Fig. 1: If the transmitting antenna has a 10-degree beam-width, it would transmit 36 repetitions of the packet set.
For example, if the transmitting antenna has a 10-degree beam-width, it would transmit 36 repetitions of the packet set. Each repetition would be at a different compass direction to cover a full 360 degrees (see Fig. 1).
The radio receivers would put the packets together and play them out to the listeners. This would result in the program material being delayed somewhat from real time; but this would not be a major problem for most neighborhood broadcasting applications.
A frequency range in the vicinity of 60 GHz is desirable because the atmosphere strongly absorbs these transmitted signals. This will limit each broadcaster to a single neighborhood or modest-sized community. The same channels can then be reused in a nearby community with no problem of interference. This absorption of the signals is strong enough that you could have several reuses of a 1,000-channel set within a single metropolitan area such as the New York City area.
Here at last you have a neighborhood broadcasting system that can be used in dense urban areas. This is a contrast to the existing low-power FM (LPFM) broadcasting service, which has been limited largely to rural areas by spectrum crowding concerns.
Of course this new technology will have some technical and developmental challenges, such as propagation.
Millimeter-wave transmissions are very much a line-of-sight process, like light-wave transmission. Leaves of trees can absorb the signals. As a result, outdoor receiving antennas above the roof line would be desirable for this radio service. This could conflict with the widespread prohibitions of external antennas by homeowner associations and condominiums.

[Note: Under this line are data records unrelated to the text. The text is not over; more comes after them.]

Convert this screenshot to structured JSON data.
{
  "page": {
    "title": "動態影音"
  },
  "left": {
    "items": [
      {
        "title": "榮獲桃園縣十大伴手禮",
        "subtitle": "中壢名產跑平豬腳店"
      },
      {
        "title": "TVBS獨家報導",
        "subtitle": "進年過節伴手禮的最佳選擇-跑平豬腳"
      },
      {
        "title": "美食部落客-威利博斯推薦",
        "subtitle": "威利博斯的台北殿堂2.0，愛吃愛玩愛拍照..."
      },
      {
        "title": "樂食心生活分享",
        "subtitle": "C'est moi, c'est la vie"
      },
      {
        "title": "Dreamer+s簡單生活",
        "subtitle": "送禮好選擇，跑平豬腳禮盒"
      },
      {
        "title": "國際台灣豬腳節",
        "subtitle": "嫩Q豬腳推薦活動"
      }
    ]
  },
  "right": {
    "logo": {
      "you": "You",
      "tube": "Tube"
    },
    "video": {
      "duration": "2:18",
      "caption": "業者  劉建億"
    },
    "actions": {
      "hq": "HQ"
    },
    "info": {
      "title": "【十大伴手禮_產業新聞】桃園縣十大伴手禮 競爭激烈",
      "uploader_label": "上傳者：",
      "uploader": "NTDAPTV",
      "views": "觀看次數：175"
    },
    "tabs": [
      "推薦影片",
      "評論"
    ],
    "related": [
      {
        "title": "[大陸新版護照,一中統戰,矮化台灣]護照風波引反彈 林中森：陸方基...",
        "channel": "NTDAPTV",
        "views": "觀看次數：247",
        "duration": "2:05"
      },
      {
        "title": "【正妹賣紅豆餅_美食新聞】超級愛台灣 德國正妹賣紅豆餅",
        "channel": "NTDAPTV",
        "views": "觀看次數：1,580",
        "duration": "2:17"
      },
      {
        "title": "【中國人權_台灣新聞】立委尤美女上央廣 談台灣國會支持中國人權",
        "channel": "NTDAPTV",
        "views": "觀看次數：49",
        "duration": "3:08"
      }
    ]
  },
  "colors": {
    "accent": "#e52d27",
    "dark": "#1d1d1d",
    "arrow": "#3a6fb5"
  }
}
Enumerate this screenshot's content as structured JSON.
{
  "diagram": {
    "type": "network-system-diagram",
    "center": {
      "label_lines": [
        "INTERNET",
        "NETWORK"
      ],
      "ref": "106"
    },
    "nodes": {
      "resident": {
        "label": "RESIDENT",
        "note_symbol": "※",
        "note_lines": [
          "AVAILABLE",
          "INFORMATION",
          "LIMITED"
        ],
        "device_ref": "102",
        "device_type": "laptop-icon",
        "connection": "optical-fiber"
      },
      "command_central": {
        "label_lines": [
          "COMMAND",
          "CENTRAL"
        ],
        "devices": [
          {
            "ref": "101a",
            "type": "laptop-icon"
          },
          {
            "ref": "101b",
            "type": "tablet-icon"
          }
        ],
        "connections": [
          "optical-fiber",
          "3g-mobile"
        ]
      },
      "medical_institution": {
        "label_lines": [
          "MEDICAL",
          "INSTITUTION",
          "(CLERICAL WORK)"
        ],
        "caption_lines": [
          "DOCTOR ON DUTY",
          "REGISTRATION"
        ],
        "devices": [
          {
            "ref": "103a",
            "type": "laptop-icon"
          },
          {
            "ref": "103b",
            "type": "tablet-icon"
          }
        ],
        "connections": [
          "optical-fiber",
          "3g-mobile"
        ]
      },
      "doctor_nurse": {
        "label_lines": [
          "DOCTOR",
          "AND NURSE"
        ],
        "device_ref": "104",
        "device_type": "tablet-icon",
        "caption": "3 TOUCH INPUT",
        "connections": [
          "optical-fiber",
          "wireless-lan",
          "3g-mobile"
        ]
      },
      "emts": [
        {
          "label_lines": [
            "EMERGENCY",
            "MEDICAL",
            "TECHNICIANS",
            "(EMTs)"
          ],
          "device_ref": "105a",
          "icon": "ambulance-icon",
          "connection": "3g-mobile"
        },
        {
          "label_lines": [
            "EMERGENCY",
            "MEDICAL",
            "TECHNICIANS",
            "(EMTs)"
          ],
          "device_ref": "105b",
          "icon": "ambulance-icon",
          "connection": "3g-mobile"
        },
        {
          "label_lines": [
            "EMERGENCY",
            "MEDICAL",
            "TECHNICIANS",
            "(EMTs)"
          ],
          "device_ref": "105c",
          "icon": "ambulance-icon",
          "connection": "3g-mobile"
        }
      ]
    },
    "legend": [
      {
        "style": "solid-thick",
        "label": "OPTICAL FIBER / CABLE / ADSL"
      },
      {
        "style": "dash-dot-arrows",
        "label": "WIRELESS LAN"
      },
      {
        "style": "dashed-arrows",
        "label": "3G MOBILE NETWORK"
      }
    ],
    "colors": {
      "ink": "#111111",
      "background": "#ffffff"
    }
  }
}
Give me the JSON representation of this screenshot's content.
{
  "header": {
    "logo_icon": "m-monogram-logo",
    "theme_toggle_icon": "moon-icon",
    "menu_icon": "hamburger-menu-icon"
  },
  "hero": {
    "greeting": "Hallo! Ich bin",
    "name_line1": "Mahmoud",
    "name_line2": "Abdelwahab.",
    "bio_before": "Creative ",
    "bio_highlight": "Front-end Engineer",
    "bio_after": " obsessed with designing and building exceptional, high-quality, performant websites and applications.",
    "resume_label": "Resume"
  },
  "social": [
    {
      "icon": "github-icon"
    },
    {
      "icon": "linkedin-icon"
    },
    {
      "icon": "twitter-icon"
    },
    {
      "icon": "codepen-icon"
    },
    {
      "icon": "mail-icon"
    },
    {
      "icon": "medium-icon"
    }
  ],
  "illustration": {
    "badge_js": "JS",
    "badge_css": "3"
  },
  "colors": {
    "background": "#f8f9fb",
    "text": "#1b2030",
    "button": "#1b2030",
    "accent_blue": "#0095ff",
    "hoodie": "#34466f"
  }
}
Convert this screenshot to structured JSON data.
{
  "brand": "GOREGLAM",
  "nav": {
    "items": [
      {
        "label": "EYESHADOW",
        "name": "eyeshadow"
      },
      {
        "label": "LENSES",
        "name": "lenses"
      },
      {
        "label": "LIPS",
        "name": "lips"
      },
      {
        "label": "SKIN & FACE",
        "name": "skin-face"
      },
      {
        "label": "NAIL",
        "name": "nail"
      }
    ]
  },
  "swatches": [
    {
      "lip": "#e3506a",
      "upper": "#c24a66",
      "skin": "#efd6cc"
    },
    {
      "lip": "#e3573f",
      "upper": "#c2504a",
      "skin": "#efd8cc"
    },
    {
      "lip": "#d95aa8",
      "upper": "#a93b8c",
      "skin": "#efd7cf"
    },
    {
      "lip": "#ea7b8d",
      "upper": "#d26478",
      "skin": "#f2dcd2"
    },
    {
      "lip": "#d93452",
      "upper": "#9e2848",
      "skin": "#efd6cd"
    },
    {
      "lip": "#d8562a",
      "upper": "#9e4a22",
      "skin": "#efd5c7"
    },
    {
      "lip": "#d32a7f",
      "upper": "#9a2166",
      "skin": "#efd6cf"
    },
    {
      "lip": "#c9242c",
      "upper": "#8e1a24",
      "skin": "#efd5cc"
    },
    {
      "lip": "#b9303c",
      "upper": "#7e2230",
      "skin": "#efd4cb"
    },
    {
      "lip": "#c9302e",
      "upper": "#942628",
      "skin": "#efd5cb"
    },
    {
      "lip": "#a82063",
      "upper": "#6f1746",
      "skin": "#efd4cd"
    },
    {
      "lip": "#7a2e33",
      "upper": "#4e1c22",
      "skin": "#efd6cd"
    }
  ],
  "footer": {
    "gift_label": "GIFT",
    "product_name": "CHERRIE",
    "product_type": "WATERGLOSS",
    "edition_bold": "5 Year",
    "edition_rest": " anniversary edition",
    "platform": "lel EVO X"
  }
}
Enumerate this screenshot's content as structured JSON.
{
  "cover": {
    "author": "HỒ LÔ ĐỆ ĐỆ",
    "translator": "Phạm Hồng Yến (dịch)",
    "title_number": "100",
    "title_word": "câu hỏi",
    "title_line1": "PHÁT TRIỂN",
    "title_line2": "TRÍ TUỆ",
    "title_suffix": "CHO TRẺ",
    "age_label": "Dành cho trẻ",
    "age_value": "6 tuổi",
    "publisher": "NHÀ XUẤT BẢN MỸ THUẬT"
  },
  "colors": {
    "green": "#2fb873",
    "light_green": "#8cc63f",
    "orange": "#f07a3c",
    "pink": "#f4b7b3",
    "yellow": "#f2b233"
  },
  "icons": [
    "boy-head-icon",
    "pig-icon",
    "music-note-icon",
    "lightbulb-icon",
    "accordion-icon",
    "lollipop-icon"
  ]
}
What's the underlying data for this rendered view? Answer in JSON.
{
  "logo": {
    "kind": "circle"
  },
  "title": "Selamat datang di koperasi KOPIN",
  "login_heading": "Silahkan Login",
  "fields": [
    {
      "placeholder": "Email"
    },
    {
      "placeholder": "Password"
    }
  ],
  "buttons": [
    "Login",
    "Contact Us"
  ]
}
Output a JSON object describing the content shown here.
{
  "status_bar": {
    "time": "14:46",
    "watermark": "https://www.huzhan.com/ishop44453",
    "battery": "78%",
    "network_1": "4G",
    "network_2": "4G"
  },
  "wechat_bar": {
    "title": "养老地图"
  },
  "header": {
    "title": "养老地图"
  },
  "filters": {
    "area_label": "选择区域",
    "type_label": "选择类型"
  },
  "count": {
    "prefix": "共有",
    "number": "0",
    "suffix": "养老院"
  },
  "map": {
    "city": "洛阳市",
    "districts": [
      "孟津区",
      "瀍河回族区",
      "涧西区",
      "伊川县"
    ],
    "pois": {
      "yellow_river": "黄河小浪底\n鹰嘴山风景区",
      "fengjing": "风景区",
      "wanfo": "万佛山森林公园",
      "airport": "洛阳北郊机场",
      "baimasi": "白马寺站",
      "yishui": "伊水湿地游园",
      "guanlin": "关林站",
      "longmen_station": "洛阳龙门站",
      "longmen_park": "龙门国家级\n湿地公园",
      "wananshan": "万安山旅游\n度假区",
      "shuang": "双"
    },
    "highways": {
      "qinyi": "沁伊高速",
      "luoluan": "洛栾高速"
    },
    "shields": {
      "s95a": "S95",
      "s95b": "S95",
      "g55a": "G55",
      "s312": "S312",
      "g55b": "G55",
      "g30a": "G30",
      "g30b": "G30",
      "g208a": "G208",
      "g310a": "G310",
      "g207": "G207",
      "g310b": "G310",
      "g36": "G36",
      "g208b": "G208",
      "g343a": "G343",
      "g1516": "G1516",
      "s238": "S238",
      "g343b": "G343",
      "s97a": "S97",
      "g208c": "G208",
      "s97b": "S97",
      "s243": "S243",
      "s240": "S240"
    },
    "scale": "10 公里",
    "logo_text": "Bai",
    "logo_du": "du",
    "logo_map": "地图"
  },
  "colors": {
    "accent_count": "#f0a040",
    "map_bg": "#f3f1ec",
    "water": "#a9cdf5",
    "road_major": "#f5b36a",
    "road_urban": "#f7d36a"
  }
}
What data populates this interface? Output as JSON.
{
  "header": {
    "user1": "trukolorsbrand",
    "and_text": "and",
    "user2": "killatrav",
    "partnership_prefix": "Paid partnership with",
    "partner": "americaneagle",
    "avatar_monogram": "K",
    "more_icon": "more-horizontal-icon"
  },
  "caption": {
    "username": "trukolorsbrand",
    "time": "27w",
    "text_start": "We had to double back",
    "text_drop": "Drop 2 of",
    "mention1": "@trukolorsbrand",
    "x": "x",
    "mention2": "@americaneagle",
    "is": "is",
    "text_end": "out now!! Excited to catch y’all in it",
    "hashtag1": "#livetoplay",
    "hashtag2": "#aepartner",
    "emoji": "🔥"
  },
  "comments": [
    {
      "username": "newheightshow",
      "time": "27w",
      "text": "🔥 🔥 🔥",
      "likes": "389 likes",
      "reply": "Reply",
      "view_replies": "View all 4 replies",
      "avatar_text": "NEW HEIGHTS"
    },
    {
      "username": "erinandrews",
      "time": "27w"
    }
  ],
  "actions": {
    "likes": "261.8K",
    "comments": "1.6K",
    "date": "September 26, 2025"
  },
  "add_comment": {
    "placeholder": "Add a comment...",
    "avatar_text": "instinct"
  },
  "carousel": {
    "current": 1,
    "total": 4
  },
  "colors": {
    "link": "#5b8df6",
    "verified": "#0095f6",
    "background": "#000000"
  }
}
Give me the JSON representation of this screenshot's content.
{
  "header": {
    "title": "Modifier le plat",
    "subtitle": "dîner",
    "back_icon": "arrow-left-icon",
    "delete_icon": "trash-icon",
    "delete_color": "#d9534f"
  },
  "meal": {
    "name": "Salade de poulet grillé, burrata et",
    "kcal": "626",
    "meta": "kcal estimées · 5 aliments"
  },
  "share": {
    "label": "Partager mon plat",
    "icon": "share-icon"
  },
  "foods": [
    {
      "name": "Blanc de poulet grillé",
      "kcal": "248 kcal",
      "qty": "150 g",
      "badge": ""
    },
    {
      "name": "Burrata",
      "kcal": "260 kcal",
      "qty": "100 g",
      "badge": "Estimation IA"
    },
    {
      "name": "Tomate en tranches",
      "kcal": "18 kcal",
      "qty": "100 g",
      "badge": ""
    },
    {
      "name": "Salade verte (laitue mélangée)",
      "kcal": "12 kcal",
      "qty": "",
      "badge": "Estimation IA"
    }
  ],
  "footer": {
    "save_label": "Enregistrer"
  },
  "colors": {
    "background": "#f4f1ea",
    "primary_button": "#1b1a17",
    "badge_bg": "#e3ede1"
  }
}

Any FCC docket on millimeter-wave broadcasting would have to address these private regulations and their negative impact on this new broadcasting opportunity.
If the millimeter waves do not provide enough spectrum, even higher frequencies can be used, such as infrared light.
As we go higher in frequency, the available capacity increases; we can create a situation where there is no shortage of frequencies available for this type of broadcasting.
This is a stark contrast to the situation on the traditional AM, FM and shortwave broadcast bands. In a light-wave version of lighthouse broadcasting, a low-power laser would serve as the transmitter and a focusing mirror with a light detector would serve as the receiver. Standards would be established regulating the power of the laser to reliably safe levels somewhere under five milliwatts of output power.
Developing the idea
At this point in time, lighthouse protocol broadcasting needs additional development before it is ready for commercial use. In this difficult economy, there are not a lot of development funds available. This can be overcome by using volunteer labor. Amateur radio operators have built and operated radio communications equipment up to 400 GHz. The amateur radio community can be recruited to develop and test lighthouse communications, as I wrote in the 2004 article “A ‘Lighthouse’ Protocol for Random Microwave Contacts,” published in the ARRL’s “QEX: A Forum for Communications Experimenters.”
In addition, university engineering departments and graduate students can be involved in the development of lighthouse protocol broadcasting. Rapid progress can be made because the protocol allows existing low-power millimeter wave transmitters to be used for the initial experimental tests. Some graduate degree theses can be devoted to different aspects of the development.
Nickolaus Leggett is an electronics technician, analyst, technical writer and inventor. He holds three U.S. patents. He was one of the original petitioners for the low-power FM radio broadcasting service.